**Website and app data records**
== Segment start ==

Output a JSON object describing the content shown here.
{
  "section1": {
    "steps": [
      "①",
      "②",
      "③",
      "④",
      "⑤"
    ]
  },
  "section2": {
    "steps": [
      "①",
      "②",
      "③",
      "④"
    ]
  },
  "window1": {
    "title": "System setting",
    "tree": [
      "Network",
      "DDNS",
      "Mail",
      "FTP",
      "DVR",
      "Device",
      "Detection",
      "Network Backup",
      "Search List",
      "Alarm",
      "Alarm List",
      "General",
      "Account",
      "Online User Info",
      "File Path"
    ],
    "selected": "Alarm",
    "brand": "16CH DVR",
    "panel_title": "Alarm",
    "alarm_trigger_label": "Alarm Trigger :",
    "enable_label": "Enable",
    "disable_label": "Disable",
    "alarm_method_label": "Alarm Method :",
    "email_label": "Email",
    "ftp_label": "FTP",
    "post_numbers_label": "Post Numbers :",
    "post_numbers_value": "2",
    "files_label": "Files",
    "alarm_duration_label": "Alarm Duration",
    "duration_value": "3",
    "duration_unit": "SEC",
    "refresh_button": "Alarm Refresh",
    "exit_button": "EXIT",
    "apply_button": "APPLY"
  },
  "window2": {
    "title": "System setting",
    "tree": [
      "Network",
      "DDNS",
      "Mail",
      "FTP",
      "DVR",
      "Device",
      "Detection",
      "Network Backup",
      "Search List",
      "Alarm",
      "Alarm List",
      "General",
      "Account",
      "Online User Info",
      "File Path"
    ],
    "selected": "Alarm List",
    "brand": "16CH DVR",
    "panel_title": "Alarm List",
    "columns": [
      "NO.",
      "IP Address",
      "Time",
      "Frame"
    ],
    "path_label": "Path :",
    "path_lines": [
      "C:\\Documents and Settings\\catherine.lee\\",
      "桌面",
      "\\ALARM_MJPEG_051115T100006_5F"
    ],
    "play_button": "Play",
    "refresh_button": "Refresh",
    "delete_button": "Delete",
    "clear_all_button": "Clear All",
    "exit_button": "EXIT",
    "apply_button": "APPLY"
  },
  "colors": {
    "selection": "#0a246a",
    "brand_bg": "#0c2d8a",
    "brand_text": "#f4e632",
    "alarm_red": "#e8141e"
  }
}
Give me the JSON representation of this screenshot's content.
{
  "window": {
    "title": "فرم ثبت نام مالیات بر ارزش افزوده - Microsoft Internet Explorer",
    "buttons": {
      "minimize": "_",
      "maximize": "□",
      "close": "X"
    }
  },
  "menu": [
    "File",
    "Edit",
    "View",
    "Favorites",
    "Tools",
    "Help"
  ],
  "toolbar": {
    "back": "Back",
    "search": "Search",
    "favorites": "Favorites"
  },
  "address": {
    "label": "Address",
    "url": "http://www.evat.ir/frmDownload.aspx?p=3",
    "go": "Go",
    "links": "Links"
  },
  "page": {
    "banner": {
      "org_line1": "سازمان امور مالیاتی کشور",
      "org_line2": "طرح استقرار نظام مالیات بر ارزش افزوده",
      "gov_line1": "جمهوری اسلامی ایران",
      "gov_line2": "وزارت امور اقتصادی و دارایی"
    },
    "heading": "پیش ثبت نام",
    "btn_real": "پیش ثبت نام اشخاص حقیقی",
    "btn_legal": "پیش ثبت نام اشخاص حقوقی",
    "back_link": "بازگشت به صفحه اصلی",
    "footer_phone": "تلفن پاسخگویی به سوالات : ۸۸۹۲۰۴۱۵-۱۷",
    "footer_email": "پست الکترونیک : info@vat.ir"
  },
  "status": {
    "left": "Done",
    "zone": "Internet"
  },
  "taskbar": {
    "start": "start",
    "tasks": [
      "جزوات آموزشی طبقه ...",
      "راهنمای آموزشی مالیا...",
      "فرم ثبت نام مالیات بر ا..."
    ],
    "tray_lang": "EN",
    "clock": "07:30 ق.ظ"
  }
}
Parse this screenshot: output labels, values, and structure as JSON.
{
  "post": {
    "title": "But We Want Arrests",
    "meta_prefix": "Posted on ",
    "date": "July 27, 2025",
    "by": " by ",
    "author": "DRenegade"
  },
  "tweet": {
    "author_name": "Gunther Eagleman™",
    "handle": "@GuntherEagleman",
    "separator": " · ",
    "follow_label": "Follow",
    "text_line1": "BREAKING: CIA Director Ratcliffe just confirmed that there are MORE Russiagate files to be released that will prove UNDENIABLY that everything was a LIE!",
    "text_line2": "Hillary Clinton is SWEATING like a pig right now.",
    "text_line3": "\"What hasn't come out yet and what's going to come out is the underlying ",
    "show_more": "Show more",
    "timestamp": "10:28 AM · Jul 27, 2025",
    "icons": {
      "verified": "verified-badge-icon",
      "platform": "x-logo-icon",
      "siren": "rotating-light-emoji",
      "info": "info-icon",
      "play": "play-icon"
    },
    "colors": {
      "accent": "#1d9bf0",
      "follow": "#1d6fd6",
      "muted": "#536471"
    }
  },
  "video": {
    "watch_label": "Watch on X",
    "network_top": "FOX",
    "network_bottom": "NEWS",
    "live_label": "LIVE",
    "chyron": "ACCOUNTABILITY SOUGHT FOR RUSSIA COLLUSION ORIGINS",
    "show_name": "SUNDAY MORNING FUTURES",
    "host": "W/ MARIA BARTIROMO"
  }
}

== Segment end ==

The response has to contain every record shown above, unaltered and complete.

Output a JSON object describing the content shown here.
{
  "section1": {
    "steps": [
      "①",
      "②",
      "③",
      "④",
      "⑤"
    ]
  },
  "section2": {
    "steps": [
      "①",
      "②",
      "③",
      "④"
    ]
  },
  "window1": {
    "title": "System setting",
    "tree": [
      "Network",
      "DDNS",
      "Mail",
      "FTP",
      "DVR",
      "Device",
      "Detection",
      "Network Backup",
      "Search List",
      "Alarm",
      "Alarm List",
      "General",
      "Account",
      "Online User Info",
      "File Path"
    ],
    "selected": "Alarm",
    "brand": "16CH DVR",
    "panel_title": "Alarm",
    "alarm_trigger_label": "Alarm Trigger :",
    "enable_label": "Enable",
    "disable_label": "Disable",
    "alarm_method_label": "Alarm Method :",
    "email_label": "Email",
    "ftp_label": "FTP",
    "post_numbers_label": "Post Numbers :",
    "post_numbers_value": "2",
    "files_label": "Files",
    "alarm_duration_label": "Alarm Duration",
    "duration_value": "3",
    "duration_unit": "SEC",
    "refresh_button": "Alarm Refresh",
    "exit_button": "EXIT",
    "apply_button": "APPLY"
  },
  "window2": {
    "title": "System setting",
    "tree": [
      "Network",
      "DDNS",
      "Mail",
      "FTP",
      "DVR",
      "Device",
      "Detection",
      "Network Backup",
      "Search List",
      "Alarm",
      "Alarm List",
      "General",
      "Account",
      "Online User Info",
      "File Path"
    ],
    "selected": "Alarm List",
    "brand": "16CH DVR",
    "panel_title": "Alarm List",
    "columns": [
      "NO.",
      "IP Address",
      "Time",
      "Frame"
    ],
    "path_label": "Path :",
    "path_lines": [
      "C:\\Documents and Settings\\catherine.lee\\",
      "桌面",
      "\\ALARM_MJPEG_051115T100006_5F"
    ],
    "play_button": "Play",
    "refresh_button": "Refresh",
    "delete_button": "Delete",
    "clear_all_button": "Clear All",
    "exit_button": "EXIT",
    "apply_button": "APPLY"
  },
  "colors": {
    "selection": "#0a246a",
    "brand_bg": "#0c2d8a",
    "brand_text": "#f4e632",
    "alarm_red": "#e8141e"
  }
}
Give me the JSON representation of this screenshot's content.
{
  "window": {
    "title": "فرم ثبت نام مالیات بر ارزش افزوده - Microsoft Internet Explorer",
    "buttons": {
      "minimize": "_",
      "maximize": "□",
      "close": "X"
    }
  },
  "menu": [
    "File",
    "Edit",
    "View",
    "Favorites",
    "Tools",
    "Help"
  ],
  "toolbar": {
    "back": "Back",
    "search": "Search",
    "favorites": "Favorites"
  },
  "address": {
    "label": "Address",
    "url": "http://www.evat.ir/frmDownload.aspx?p=3",
    "go": "Go",
    "links": "Links"
  },
  "page": {
    "banner": {
      "org_line1": "سازمان امور مالیاتی کشور",
      "org_line2": "طرح استقرار نظام مالیات بر ارزش افزوده",
      "gov_line1": "جمهوری اسلامی ایران",
      "gov_line2": "وزارت امور اقتصادی و دارایی"
    },
    "heading": "پیش ثبت نام",
    "btn_real": "پیش ثبت نام اشخاص حقیقی",
    "btn_legal": "پیش ثبت نام اشخاص حقوقی",
    "back_link": "بازگشت به صفحه اصلی",
    "footer_phone": "تلفن پاسخگویی به سوالات : ۸۸۹۲۰۴۱۵-۱۷",
    "footer_email": "پست الکترونیک : info@vat.ir"
  },
  "status": {
    "left": "Done",
    "zone": "Internet"
  },
  "taskbar": {
    "start": "start",
    "tasks": [
      "جزوات آموزشی طبقه ...",
      "راهنمای آموزشی مالیا...",
      "فرم ثبت نام مالیات بر ا..."
    ],
    "tray_lang": "EN",
    "clock": "07:30 ق.ظ"
  }
}
Parse this screenshot: output labels, values, and structure as JSON.
{
  "post": {
    "title": "But We Want Arrests",
    "meta_prefix": "Posted on ",
    "date": "July 27, 2025",
    "by": " by ",
    "author": "DRenegade"
  },
  "tweet": {
    "author_name": "Gunther Eagleman™",
    "handle": "@GuntherEagleman",
    "separator": " · ",
    "follow_label": "Follow",
    "text_line1": "BREAKING: CIA Director Ratcliffe just confirmed that there are MORE Russiagate files to be released that will prove UNDENIABLY that everything was a LIE!",
    "text_line2": "Hillary Clinton is SWEATING like a pig right now.",
    "text_line3": "\"What hasn't come out yet and what's going to come out is the underlying ",
    "show_more": "Show more",
    "timestamp": "10:28 AM · Jul 27, 2025",
    "icons": {
      "verified": "verified-badge-icon",
      "platform": "x-logo-icon",
      "siren": "rotating-light-emoji",
      "info": "info-icon",
      "play": "play-icon"
    },
    "colors": {
      "accent": "#1d9bf0",
      "follow": "#1d6fd6",
      "muted": "#536471"
    }
  },
  "video": {
    "watch_label": "Watch on X",
    "network_top": "FOX",
    "network_bottom": "NEWS",
    "live_label": "LIVE",
    "chyron": "ACCOUNTABILITY SOUGHT FOR RUSSIA COLLUSION ORIGINS",
    "show_name": "SUNDAY MORNING FUTURES",
    "host": "W/ MARIA BARTIROMO"
  }
}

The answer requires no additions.